Advocacy Continues FY17 Appropriations
On Thursday, NASSP, along with more than 150 national, state, and local organizations, sent a letter asking Congress to fund the School Leader Recruitment and Support program at the level requested by President Obama. Thank you to all 302 principals who sent a combined 993 personal messages to their representatives and senators through the Principal’s Legislative Action Center. It is not too late to chime in as well! The House has a deadline of Thursday, March 24, for letters and requests.
NASSP has also been involved in advocating for robust funding for Title IV, Part A, of ESSA and has been meeting with congressional offices this week. The new education law created a formula-funded flexible block grant for local education agencies in Title IV, Part A, which consolidated more than 20 programs from No Child Left Behind. The funding can be used for activities that promote safe and healthy schools, a well-rounded education, or effective use of technology. NASSP and several state and national organizations signed a letter calling for Congress to adequately fund this critical grant program.
Inside the Beltway
What’s going on in Washington?
President Obama nominated Merrick Garland, the current chief judge of the U.S. Court of Appeals for the District of Columbia Circuit, to the Supreme Court. Senate Republicans have already vowed to block the president’s nomination, creating a tense environment in Washington. Meanwhile, education advocates have been watching for what will happen with the Perkins Act, which funds career and technical education (CTE). Against all odds in the highly divided Senate, a bipartisan group of senators introduced the CTE Excellence and Equity Act, providing federal funding for school district and institutional partnerships that integrate high-quality CTE programs in high schools.
Why should principals care?
NASSP has endorsed the bill, and you can read more about it in this School of Thought blog post. Education advocates had hoped to see more movement regarding the Higher Education Act (HEA), but other concerns have blocked action in Congress. NASSP has previously written about proposed legislation to amend HEA that would support principal preparation programs and provide loan forgiveness for their degrees.
In the Press
Wallace Foundation to Invest $47 Million in Redesigning Principal Preparation, The Washington Post

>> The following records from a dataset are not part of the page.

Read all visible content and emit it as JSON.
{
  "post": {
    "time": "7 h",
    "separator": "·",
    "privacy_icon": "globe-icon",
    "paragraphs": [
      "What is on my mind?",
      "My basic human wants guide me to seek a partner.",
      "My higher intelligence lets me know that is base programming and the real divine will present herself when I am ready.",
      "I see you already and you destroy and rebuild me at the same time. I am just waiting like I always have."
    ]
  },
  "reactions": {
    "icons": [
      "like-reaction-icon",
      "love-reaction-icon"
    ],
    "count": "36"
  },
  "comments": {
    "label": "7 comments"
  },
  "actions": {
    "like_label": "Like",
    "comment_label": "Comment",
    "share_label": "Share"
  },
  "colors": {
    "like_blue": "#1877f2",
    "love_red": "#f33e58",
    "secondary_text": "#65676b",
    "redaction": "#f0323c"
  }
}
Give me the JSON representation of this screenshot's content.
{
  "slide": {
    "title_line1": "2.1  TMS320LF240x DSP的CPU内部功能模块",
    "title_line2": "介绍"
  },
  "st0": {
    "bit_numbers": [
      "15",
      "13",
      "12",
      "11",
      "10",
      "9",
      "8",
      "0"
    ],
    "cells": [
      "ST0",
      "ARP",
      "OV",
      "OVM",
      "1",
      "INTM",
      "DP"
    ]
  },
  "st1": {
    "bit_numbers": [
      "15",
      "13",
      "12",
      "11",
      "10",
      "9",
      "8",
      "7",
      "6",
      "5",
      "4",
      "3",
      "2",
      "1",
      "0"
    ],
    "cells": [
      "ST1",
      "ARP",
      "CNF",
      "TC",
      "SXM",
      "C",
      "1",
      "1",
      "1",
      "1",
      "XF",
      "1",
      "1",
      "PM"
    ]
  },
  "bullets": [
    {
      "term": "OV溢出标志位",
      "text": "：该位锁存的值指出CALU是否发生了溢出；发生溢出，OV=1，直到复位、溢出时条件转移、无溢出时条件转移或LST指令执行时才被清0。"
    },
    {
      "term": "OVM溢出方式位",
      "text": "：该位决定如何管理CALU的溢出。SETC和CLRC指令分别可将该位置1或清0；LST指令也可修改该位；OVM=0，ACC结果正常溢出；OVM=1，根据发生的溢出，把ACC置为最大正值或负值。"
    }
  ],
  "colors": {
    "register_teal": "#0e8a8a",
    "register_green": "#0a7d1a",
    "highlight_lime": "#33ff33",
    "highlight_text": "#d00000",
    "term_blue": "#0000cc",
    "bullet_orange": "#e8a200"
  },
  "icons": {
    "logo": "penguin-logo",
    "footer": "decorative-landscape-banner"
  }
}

The Wallace Foundation announced that, in addition to the millions of dollars they have already invested in research on principal effectiveness, they will invest another $47 million over the next five years. The money will go to as many as six university programs, which will use the funds to redesign their training programs and partner with several school districts. In recent surveys, superintendents have expressed dissatisfaction with principal preparation programs, and universities themselves have identified their programs as in need of improvement. The universities are expected be selected by fall 2016.
On their blog, the American Institutes for Research (AIR) highlights their research on new principals. Among the data points collected are new principal attrition rates. The national average hovers around 25 percent per year and can reach 35 percent per year in some urban districts. AIR’s research also analyzed state policies to identify those that hold the promise of increasing innovation and improving principal preparation. Some of this research can be found in The Wallace Foundation report previously highlighted in Advocacy Update.
North Dakota residents are the most likely to rate the K–12 education in their state as excellent or good, followed closely by those living in Minnesota or Nebraska. Residents of Nevada and New Mexico are the least likely to rate their public education positively: less than half in each state gave a good or excellent rating. In contrast, 90 percent of North Dakota residents said their public schools prepare students for the workplace. There is a moderate relationship between unemployment rates and residents’ perceptions of their schools. North Dakota has one of the lowest unemployment rates in the country.
The Power of Teacher Selection to Improve Education, Brookings Institution
Researchers at Brookings compared data from teacher application scores to subsequent performance within the district’s teacher evaluation system. The data came from the District of Columbia’s public schools, which adopted a comprehensive teacher selection system in 2009 involving written assessments, interviews, and sample lessons. Brookings found a strong correlation between a high score on an application and a high score on teacher evaluations. Principals were found to value scores on the written assessment and the teaching audition more than an undergraduate GPA. Principal knowledge and ability to use the application system were also key to the best teachers being hired. D.C.’s teacher selection success rate has increased.
The Growing Importance of Afterschool in Rural Communities, Afterschool Alliance
In this special report on afterschool data covering rural communities, researchers found that the number of rural children taking part in afterschool and summer learning programs continues to grow, from 11 percent in 2009 to 13 percent in 2011. Programs also remain in demand but inaccessible to many in rural communities; 39 percent of rural children not currently enrolled in a program would be if one was available and affordable. Rural parents value afterschool as a critical resource for working families and as a support system for their children’s academic and social development.